Once you get your expenses on plastic, it's also important to pay your credit card bills in full each month. That way, you won't be paying interest. If you have a 0% APR card, you can pay less than your total balance without putting a dent in your rewards earnings, but once the introductory APR period is over, be prepared to start paying in full again.
Plan and redeem strategically
Before you book a rewards trip, here are a few ways you can make sure your business is getting the most value for its points or miles:
Prioritize business needs. Often, rewards trips aren't refundable. Before booking one, carefully consider your business's staffing needs. Betabrand typically schedules trips starting on Thursdays and ending on Tuesdays, so they have minimal impact to the overall business.
If your small business isn't making enough in rewards to send an employee on vacation each month, find out what you can afford, and adjust your plan to fit your resources. Alternatively, find out if there's another way you can redeem your rewards to more effectively serve your business.
Join a loyalty program and start racking up points. By focusing spending on a single airline, hotel chain or travel provider, you can soon start qualifying for even better deals. Learn more about how much a point or mile is worth by checking out this chart.
Send someone who will get a lot out of the experience. Betabrand makes a point of sending employees who haven't traveled much before. In April, the company sent inventory manager Delta Cockins, 41, to Paris. It was the first time she had ever been out of the country. She came back inspired, eager to use her experiences to develop new products.
“I love really good printed fabrics, and they have some of the most amazing printed fabrics in Paris,” she says, noting that she wanted to design a printed fabric based on the Pont des Arts, a footbridge decorated with “love locks” — padlocks that lovers have affixed to the guardrail.
Aside from giving her product ideas, the five-night trip also inspired Cockins to travel more.
“When I got home, I started saving, little by little,” she says. “I want to go back.”
Track credit card purchases
Although some companies split expenses onto different cards by department, making it easier to generate profit and loss statements, others, like Betabrand, choose to consolidate purchases on one card. If you plan to follow suit, be prepared to spend some extra time on accounting.
"I now have this giant credit card bill each quarter that I have to break up through the different expense accounts," Tagliani says. It takes longer than usual, he says, but to him, it’s worth the effort.
It's generally OK to spend rewards from a business credit card on personal trips as well as business trips, since rewards usually aren't taxable.
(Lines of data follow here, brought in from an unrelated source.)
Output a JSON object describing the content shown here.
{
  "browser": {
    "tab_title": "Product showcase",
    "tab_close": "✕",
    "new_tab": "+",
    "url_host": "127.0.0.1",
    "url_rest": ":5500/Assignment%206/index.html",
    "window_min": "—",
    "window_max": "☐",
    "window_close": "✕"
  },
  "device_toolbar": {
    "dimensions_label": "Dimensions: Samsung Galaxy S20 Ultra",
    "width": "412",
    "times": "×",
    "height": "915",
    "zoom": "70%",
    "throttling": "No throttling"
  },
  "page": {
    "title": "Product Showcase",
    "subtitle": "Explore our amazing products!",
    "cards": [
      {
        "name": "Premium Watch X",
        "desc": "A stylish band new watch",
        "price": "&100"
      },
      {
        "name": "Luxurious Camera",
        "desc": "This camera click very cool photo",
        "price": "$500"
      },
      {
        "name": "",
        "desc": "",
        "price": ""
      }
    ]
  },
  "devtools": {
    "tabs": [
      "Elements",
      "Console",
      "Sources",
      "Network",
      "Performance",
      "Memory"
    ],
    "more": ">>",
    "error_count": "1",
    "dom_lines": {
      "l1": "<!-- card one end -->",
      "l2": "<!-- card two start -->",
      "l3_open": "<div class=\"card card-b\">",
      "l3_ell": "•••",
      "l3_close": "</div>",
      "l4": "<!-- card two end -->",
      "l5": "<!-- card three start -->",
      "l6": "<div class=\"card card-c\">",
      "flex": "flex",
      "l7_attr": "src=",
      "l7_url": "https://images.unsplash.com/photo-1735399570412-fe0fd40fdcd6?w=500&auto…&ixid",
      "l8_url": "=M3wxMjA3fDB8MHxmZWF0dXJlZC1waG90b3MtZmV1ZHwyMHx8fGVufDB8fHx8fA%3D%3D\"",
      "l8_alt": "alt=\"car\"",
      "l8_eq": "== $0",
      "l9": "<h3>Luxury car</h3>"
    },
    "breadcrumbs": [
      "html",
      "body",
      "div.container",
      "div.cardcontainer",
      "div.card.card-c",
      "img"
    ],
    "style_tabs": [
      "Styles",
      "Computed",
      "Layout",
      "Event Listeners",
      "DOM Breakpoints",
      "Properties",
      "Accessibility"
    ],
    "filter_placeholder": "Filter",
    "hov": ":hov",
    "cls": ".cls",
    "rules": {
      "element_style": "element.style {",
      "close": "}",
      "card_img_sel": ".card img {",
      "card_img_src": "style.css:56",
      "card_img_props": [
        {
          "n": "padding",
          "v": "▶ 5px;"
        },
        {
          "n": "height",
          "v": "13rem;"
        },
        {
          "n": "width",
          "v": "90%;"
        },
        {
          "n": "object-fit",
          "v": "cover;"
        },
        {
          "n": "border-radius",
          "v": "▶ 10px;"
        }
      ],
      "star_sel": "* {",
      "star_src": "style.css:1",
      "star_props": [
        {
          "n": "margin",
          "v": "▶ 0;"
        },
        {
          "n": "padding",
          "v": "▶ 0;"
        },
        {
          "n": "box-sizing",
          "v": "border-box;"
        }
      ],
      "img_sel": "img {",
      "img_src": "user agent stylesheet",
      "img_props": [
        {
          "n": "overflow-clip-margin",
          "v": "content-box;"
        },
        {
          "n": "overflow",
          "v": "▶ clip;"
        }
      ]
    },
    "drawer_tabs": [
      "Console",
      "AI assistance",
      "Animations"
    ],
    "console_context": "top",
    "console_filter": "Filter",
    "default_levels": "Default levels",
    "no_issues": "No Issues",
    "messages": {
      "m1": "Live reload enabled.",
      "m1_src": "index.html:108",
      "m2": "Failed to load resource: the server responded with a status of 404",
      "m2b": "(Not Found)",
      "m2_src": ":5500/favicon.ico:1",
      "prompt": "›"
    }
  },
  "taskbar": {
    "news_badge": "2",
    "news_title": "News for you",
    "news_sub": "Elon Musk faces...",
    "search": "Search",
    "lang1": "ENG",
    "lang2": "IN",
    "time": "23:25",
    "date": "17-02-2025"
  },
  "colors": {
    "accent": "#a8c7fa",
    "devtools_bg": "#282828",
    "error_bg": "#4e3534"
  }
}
Earning rewards is a different story, though. If your business is a corporation or limited liability company (LLC), don't use your business credit card for personal expenses, such as haircuts or clothing. That may be considered “piercing the corporate veil," or commingling business and personal funds. That can threaten your liability protections, meaning that if your business is sued, your personal assets — not just your company's assets — might be at risk. Set ground rules about what can and can't be charged to the company card before giving your employees access to the account.
Keep in mind that money spent on business costs is tax-deductible, but rewards currency spent on business costs isn't.
Getting the most out of your business credit card rewards can be a job in itself. But if you use those points and miles carefully, you’ll be able to bolster your business, foster a sense of community among your employees and — in some cases — get really, really, ridiculously good at booking breathtaking getaways.
Says Tagliani, “My favorite part of the month is planning the trips.”
Images of Delta Cockins in Paris, courtesy of Delta Cockins.